Many of us who live in greater Newburyport have chosen to live here because we love the ocean, the beaches and the uniqueness of life on the coast.
But the world is changing, and as sea levels rise, ocean temperatures increase, and hurricanes are predicted to become more intense, these places that we have grown to know so well will change — sometimes in the matter of a few hours, and perhaps forever.
It’s encouraging to see a growing interest among citizens in the science and observation of these changes, and how we can prepare and adapt. Here in Newburyport, a new group has organized to focus on it. Called Storm Surge, the group has members from throughout the region.
It’s begun holding regular meetings and lectures, and hopes within five years to be “a widely known resource center for information aiding area cities and towns to prepare for threatening and extreme coastal storm conditions.” It’s next lecture is Wednesday, Oct. 9, with writer Bill Sargent speaking on the topic of “Sea Level Rise: The Plum Island Story,” at the Newburyport Public Library.
The destruction wrought on a section of Plum Island this past winter was a vivid demonstration of how quickly changes can occur.
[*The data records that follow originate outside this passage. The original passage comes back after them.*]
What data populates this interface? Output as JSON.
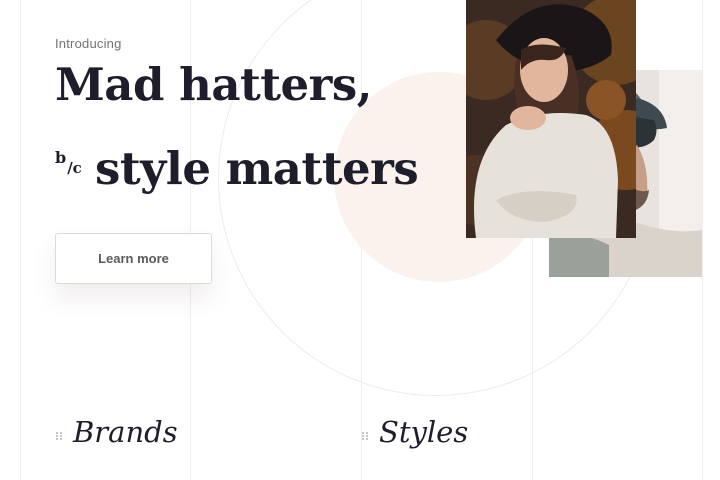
{
  "hero": {
    "eyebrow": "Introducing",
    "headline_line1": "Mad hatters,",
    "bc_top": "b",
    "bc_bottom": "/c",
    "headline_line2": "style matters",
    "cta_label": "Learn more"
  },
  "images": {
    "woman_photo": "woman-in-black-hat-photo",
    "man_photo": "man-in-black-cap-photo"
  },
  "sections": [
    {
      "title": "Brands",
      "icon": "drag-dots-icon"
    },
    {
      "title": "Styles",
      "icon": "drag-dots-icon"
    }
  ],
  "colors": {
    "text": "#1d1d2b",
    "muted": "#777077",
    "accent_blush": "#fbf2ee",
    "button_border": "#e3d6d6"
  }
}
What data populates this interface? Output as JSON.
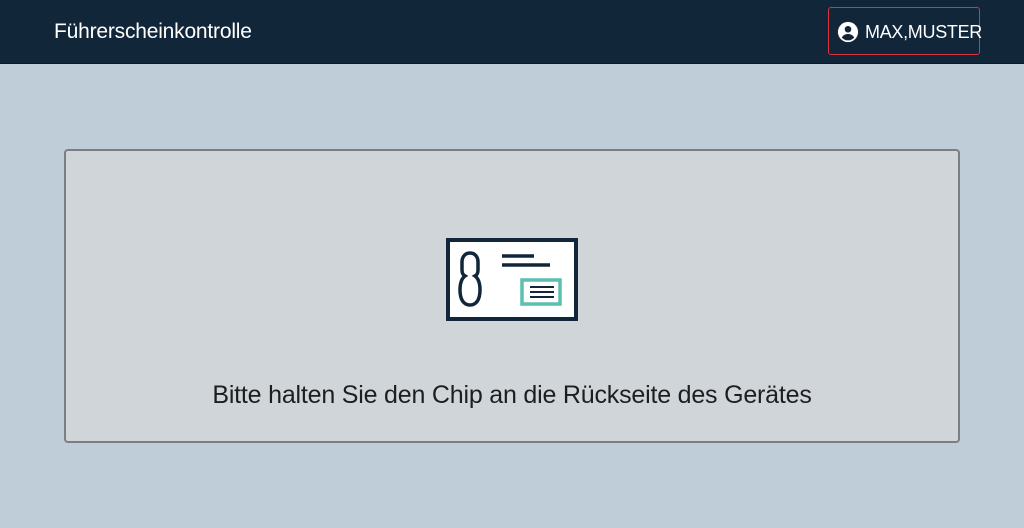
{
  "header": {
    "title": "Führerscheinkontrolle",
    "user": {
      "name": "MAX,MUSTER",
      "icon": "account-circle-icon"
    }
  },
  "main": {
    "card": {
      "icon": "id-card-icon",
      "message": "Bitte halten Sie den Chip an die Rückseite des Gerätes"
    }
  },
  "colors": {
    "header_bg": "#12263a",
    "page_bg": "#bfcdd8",
    "card_bg": "#d0d5da",
    "accent_red": "#d7343f",
    "icon_dark": "#12263a",
    "icon_teal": "#5cbfb0"
  }
}
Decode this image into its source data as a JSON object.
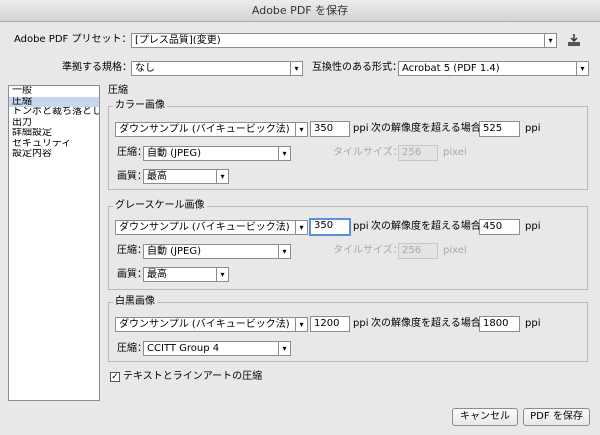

In the scope of a few high tides, six homes were lost and a substantial amount of shoreline melted away. Less well publicized were the erosion problems suffered along the unpeopled barrier beaches of the Parker River National Wildlife Refuge and Crane Beach. These were significant changes to our coastline.
Other changes are more gradual yet still significant, such as the rise in sea levels that is slowly changing the Great Salt Marsh, and is predicted to destroy most of it within the next century.
The end of this month marks the one-year anniversary of Superstorm Sandy, the massive storm that devastated coastal New York and New Jersey. The storm demonstrated what may be the future for densely populated, low-lying coastlines.
Sandy left a mark here as well. One of the most disturbing effects was a phenomenon that has been observed at various times in Newburyport’s history. A massive storm surge from a hurricane can halt the natural seaward flow of the Merrimack River, causing a dramatic rise in the water levels along the Newburyport shoreline. West- or northwest-blowing winds then lash the waterfront with enormous waves. For a few hours during Sandy, those waves pounded the central waterfront and caused a momentary crisis as a whalewatching boat smashed against the boardwalk.
The best known example of this phenomenon occurred in 1837, when a series of hurricanes struck the coast in rapid succession. The result was serious flooding and damage to the Newburyport waterfront, the destruction of several ships, deaths and a major shift in the location of the Merrimack River mouth that literally blew apart a large section of Salisbury Beach and Plum Island.
Sandy was a close call for us. We were fortunate that it took a sudden turn and headed inland in the New Jersey area. Had it followed the track it had been on prior to that pivot, our area would have been hit with a powerful storm that no doubt would have caused enormous coastline damage.
The world is changing around us, there is no doubt. Fish species that once were unheard of in this area, because the water was too cold for them, are suddenly being caught along our shores. There are measurable increases in ocean levels, and there is evidence that tropical storms are on a pattern of growing in intensity.
When big storms hit, we search for answers and wonder how we could have lessened the damage. It’s useful to be thinking about these things and planning for them when the seas are calm and the skies are clear.